* [Task directions]: Your answer should hold the data exactly as given, minus any picture.

Given data below:

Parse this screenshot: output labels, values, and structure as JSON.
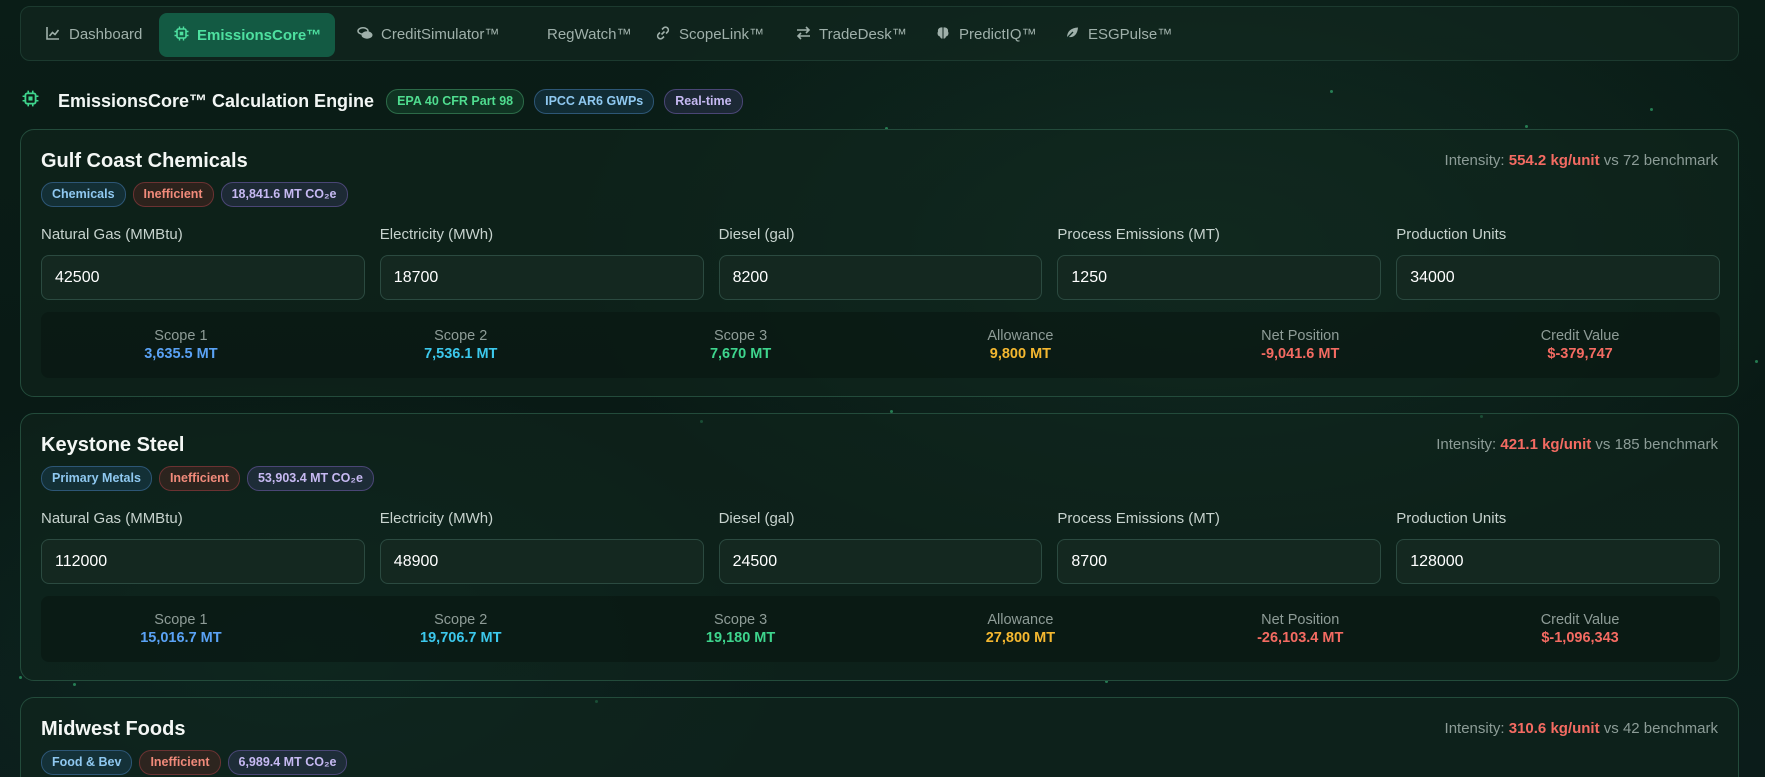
{
  "colors": {
    "scope1": "#5aa2f5",
    "scope2": "#3cc8ec",
    "scope3": "#3ed58d",
    "allowance": "#f5b830",
    "net": "#f46b62",
    "credit": "#f46b62",
    "accent": "#4ee0a0"
  },
  "nav": {
    "items": [
      {
        "label": "Dashboard",
        "icon": "chart-line-icon"
      },
      {
        "label": "EmissionsCore™",
        "icon": "chip-icon",
        "active": true
      },
      {
        "label": "CreditSimulator™",
        "icon": "coins-icon"
      },
      {
        "label": "RegWatch™",
        "icon": "none"
      },
      {
        "label": "ScopeLink™",
        "icon": "link-icon"
      },
      {
        "label": "TradeDesk™",
        "icon": "exchange-icon"
      },
      {
        "label": "PredictIQ™",
        "icon": "brain-icon"
      },
      {
        "label": "ESGPulse™",
        "icon": "leaf-icon"
      }
    ]
  },
  "header": {
    "title": "EmissionsCore™ Calculation Engine",
    "badges": [
      "EPA 40 CFR Part 98",
      "IPCC AR6 GWPs",
      "Real-time"
    ]
  },
  "field_labels": [
    "Natural Gas (MMBtu)",
    "Electricity (MWh)",
    "Diesel (gal)",
    "Process Emissions (MT)",
    "Production Units"
  ],
  "result_labels": [
    "Scope 1",
    "Scope 2",
    "Scope 3",
    "Allowance",
    "Net Position",
    "Credit Value"
  ],
  "facilities": [
    {
      "name": "Gulf Coast Chemicals",
      "sector": "Chemicals",
      "status": "Inefficient",
      "total": "18,841.6 MT CO₂e",
      "intensity_prefix": "Intensity: ",
      "intensity": "554.2 kg/unit",
      "benchmark": " vs 72 benchmark",
      "inputs": [
        "42500",
        "18700",
        "8200",
        "1250",
        "34000"
      ],
      "results": [
        "3,635.5 MT",
        "7,536.1 MT",
        "7,670 MT",
        "9,800 MT",
        "-9,041.6 MT",
        "$-379,747"
      ]
    },
    {
      "name": "Keystone Steel",
      "sector": "Primary Metals",
      "status": "Inefficient",
      "total": "53,903.4 MT CO₂e",
      "intensity_prefix": "Intensity: ",
      "intensity": "421.1 kg/unit",
      "benchmark": " vs 185 benchmark",
      "inputs": [
        "112000",
        "48900",
        "24500",
        "8700",
        "128000"
      ],
      "results": [
        "15,016.7 MT",
        "19,706.7 MT",
        "19,180 MT",
        "27,800 MT",
        "-26,103.4 MT",
        "$-1,096,343"
      ]
    },
    {
      "name": "Midwest Foods",
      "sector": "Food & Bev",
      "status": "Inefficient",
      "total": "6,989.4 MT CO₂e",
      "intensity_prefix": "Intensity: ",
      "intensity": "310.6 kg/unit",
      "benchmark": " vs 42 benchmark"
    }
  ]
}
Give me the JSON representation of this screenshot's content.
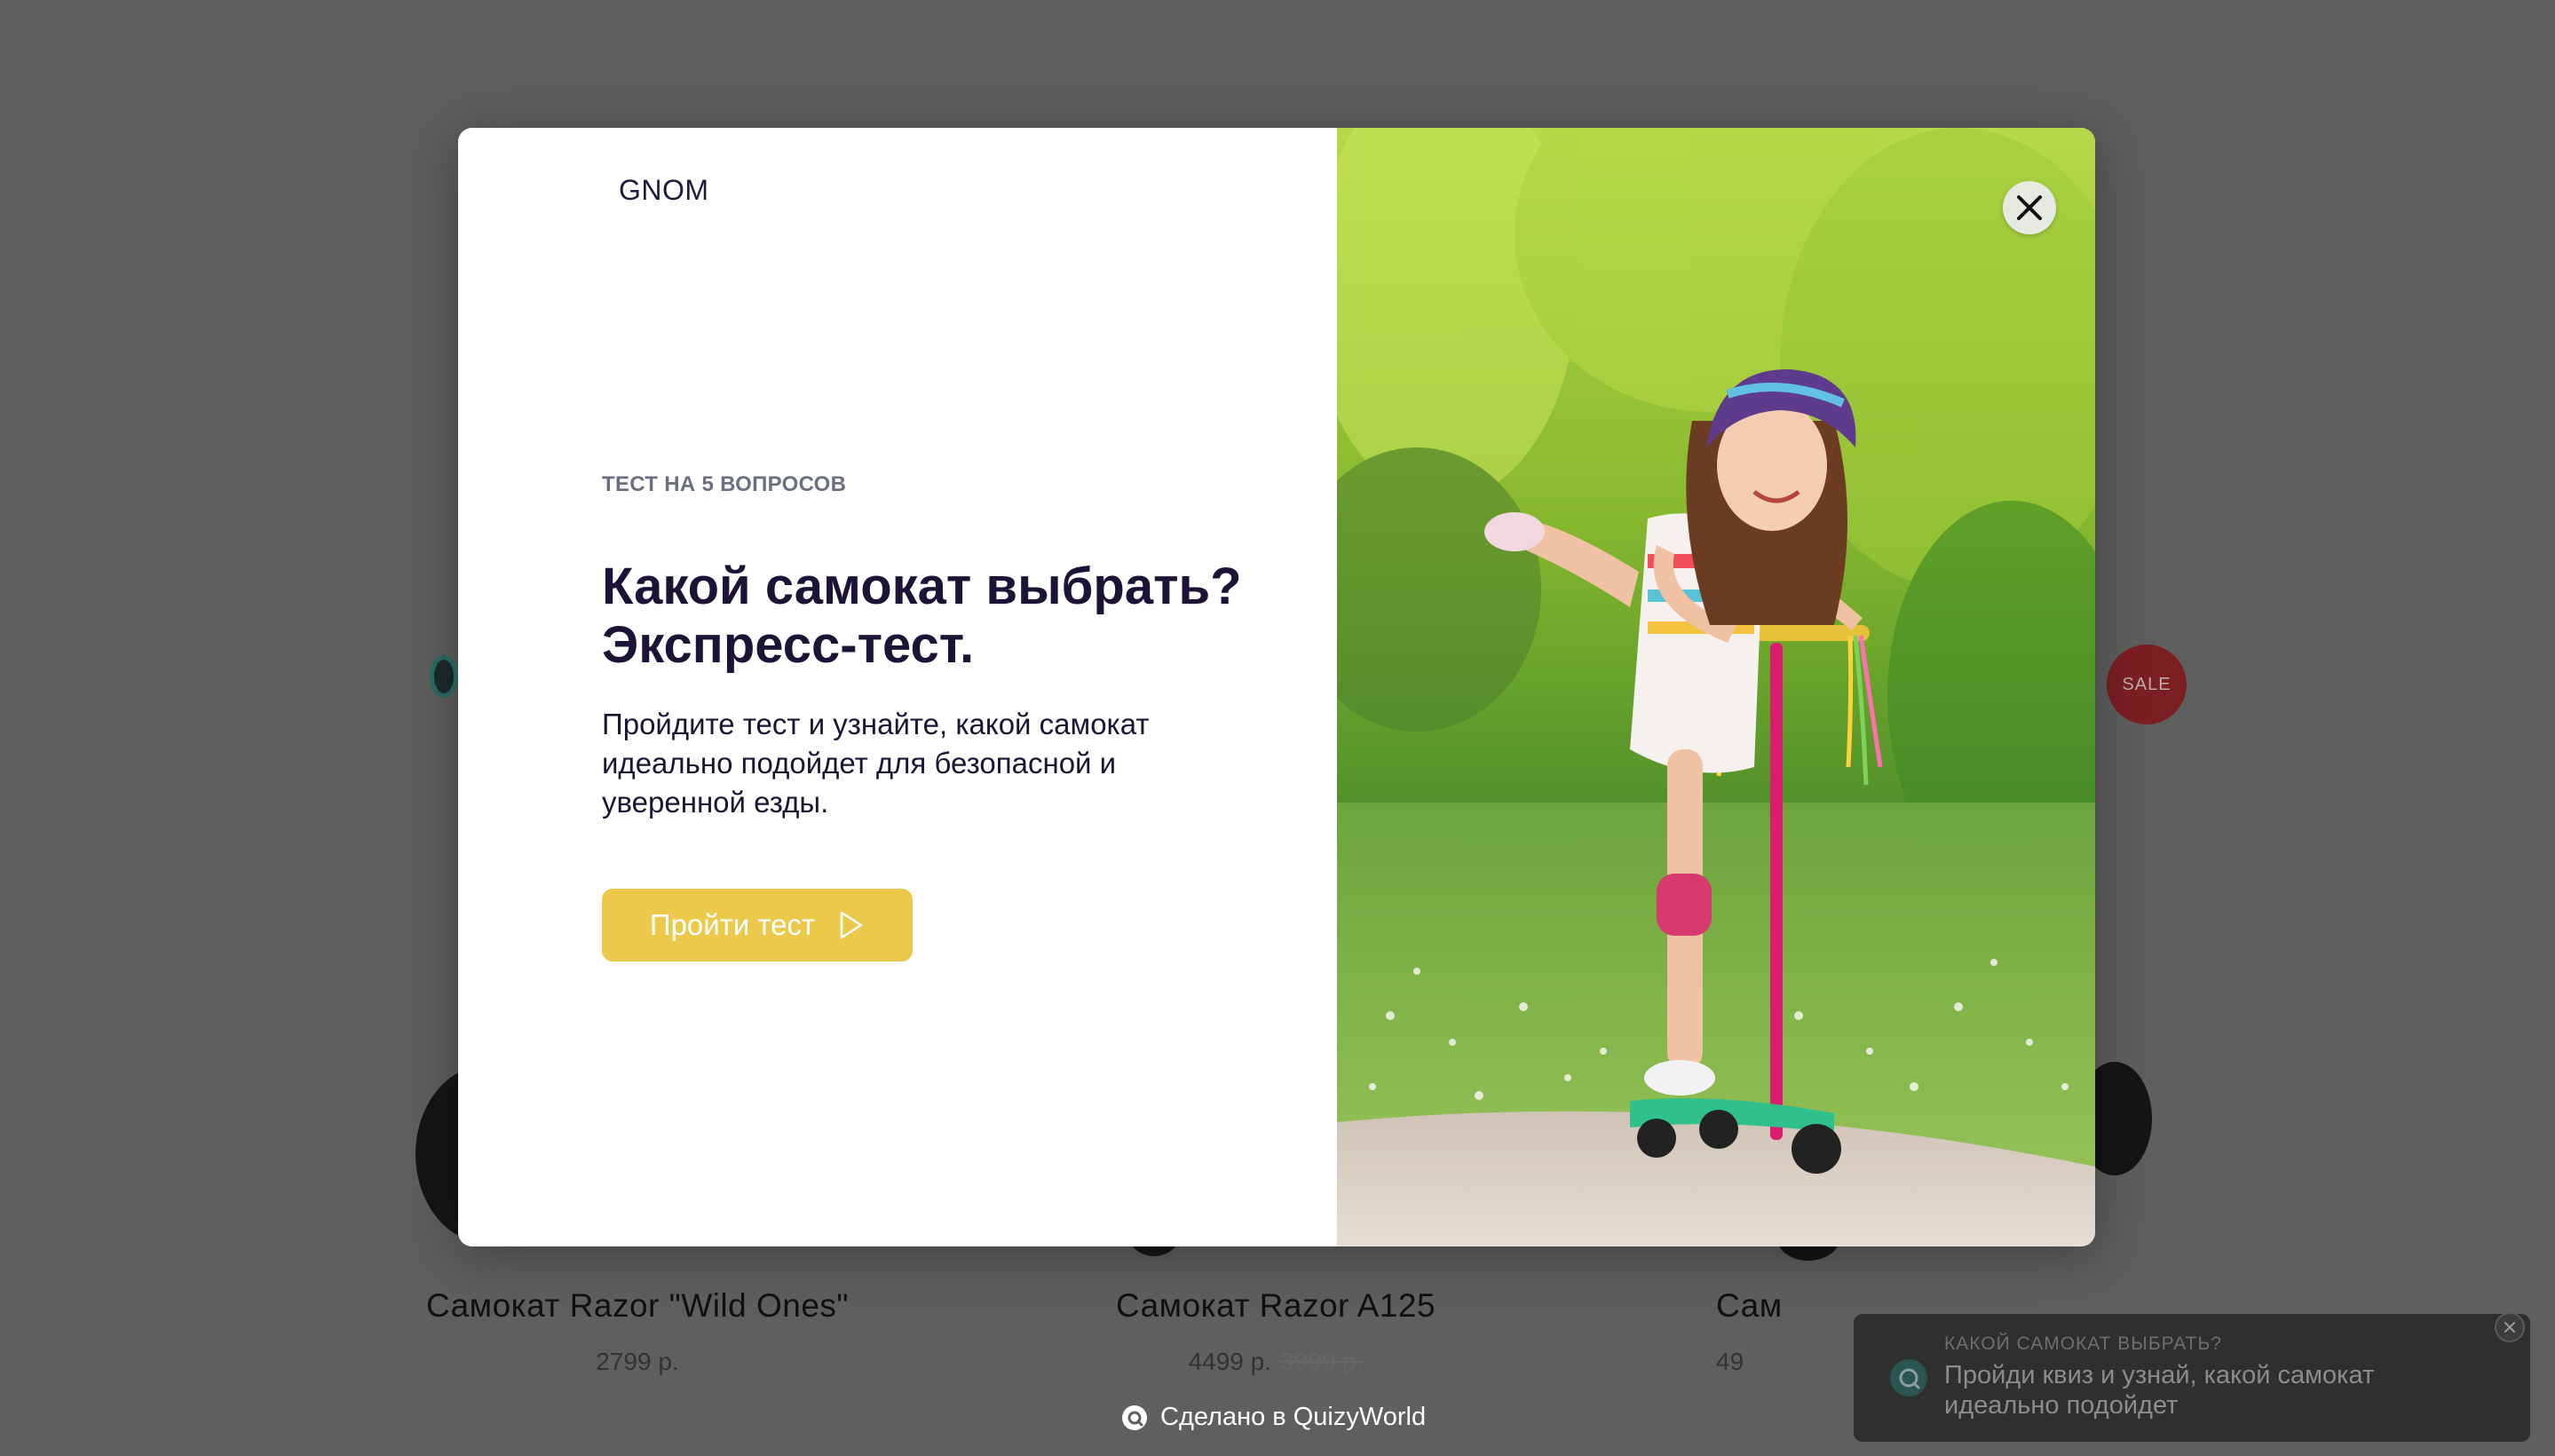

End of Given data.

* [Your response]:
Parse this screenshot: output labels, values, and structure as JSON.
{
  "colors": {
    "scope1": "#5aa2f5",
    "scope2": "#3cc8ec",
    "scope3": "#3ed58d",
    "allowance": "#f5b830",
    "net": "#f46b62",
    "credit": "#f46b62",
    "accent": "#4ee0a0"
  },
  "nav": {
    "items": [
      {
        "label": "Dashboard",
        "icon": "chart-line-icon"
      },
      {
        "label": "EmissionsCore™",
        "icon": "chip-icon",
        "active": true
      },
      {
        "label": "CreditSimulator™",
        "icon": "coins-icon"
      },
      {
        "label": "RegWatch™",
        "icon": "none"
      },
      {
        "label": "ScopeLink™",
        "icon": "link-icon"
      },
      {
        "label": "TradeDesk™",
        "icon": "exchange-icon"
      },
      {
        "label": "PredictIQ™",
        "icon": "brain-icon"
      },
      {
        "label": "ESGPulse™",
        "icon": "leaf-icon"
      }
    ]
  },
  "header": {
    "title": "EmissionsCore™ Calculation Engine",
    "badges": [
      "EPA 40 CFR Part 98",
      "IPCC AR6 GWPs",
      "Real-time"
    ]
  },
  "field_labels": [
    "Natural Gas (MMBtu)",
    "Electricity (MWh)",
    "Diesel (gal)",
    "Process Emissions (MT)",
    "Production Units"
  ],
  "result_labels": [
    "Scope 1",
    "Scope 2",
    "Scope 3",
    "Allowance",
    "Net Position",
    "Credit Value"
  ],
  "facilities": [
    {
      "name": "Gulf Coast Chemicals",
      "sector": "Chemicals",
      "status": "Inefficient",
      "total": "18,841.6 MT CO₂e",
      "intensity_prefix": "Intensity: ",
      "intensity": "554.2 kg/unit",
      "benchmark": " vs 72 benchmark",
      "inputs": [
        "42500",
        "18700",
        "8200",
        "1250",
        "34000"
      ],
      "results": [
        "3,635.5 MT",
        "7,536.1 MT",
        "7,670 MT",
        "9,800 MT",
        "-9,041.6 MT",
        "$-379,747"
      ]
    },
    {
      "name": "Keystone Steel",
      "sector": "Primary Metals",
      "status": "Inefficient",
      "total": "53,903.4 MT CO₂e",
      "intensity_prefix": "Intensity: ",
      "intensity": "421.1 kg/unit",
      "benchmark": " vs 185 benchmark",
      "inputs": [
        "112000",
        "48900",
        "24500",
        "8700",
        "128000"
      ],
      "results": [
        "15,016.7 MT",
        "19,706.7 MT",
        "19,180 MT",
        "27,800 MT",
        "-26,103.4 MT",
        "$-1,096,343"
      ]
    },
    {
      "name": "Midwest Foods",
      "sector": "Food & Bev",
      "status": "Inefficient",
      "total": "6,989.4 MT CO₂e",
      "intensity_prefix": "Intensity: ",
      "intensity": "310.6 kg/unit",
      "benchmark": " vs 42 benchmark"
    }
  ]
}
Give me the JSON representation of this screenshot's content.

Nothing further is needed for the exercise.